The earliest days of a state are generally the most pure and religious.

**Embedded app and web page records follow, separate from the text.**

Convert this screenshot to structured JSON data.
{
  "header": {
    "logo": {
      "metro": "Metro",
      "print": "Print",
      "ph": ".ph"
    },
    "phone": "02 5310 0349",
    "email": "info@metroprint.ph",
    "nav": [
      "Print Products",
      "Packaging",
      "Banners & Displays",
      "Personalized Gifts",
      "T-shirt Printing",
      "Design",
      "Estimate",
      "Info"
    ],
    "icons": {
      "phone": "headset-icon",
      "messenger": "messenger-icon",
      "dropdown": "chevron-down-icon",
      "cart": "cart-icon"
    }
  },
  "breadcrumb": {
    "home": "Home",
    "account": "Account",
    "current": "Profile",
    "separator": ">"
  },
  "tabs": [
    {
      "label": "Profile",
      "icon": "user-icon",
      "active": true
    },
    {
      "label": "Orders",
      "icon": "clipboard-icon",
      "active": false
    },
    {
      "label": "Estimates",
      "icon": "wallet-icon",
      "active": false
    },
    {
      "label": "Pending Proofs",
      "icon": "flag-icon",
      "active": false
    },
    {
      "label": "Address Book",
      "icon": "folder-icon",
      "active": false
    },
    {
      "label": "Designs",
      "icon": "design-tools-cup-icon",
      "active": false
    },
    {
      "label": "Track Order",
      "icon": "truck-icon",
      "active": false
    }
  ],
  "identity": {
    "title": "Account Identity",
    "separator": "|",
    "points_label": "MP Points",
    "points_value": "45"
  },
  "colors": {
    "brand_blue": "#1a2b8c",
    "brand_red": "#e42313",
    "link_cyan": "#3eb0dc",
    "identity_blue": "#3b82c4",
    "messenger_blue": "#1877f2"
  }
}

William Gordon (1728-1807) was born in England (in either 1728 or 1730) but immigrated to Massachusetts in 1770, in short order becoming the pastor at Third Church, Roxbury. His various writings, including a four-volume history of American independence for which he had access to George Washington’s papers, are generally forgotten today. But in his own day, Gordon was active and influential. A testament to his status is his 1775 sermon in Massachusetts (printed at Watertown, Massachusetts by Benjamin Edes, 1775) on the occasion of its selection of representatives to the Continental Congress. Samuel Langdon (1723-1797) preached the regular election sermon for General Court electees that year.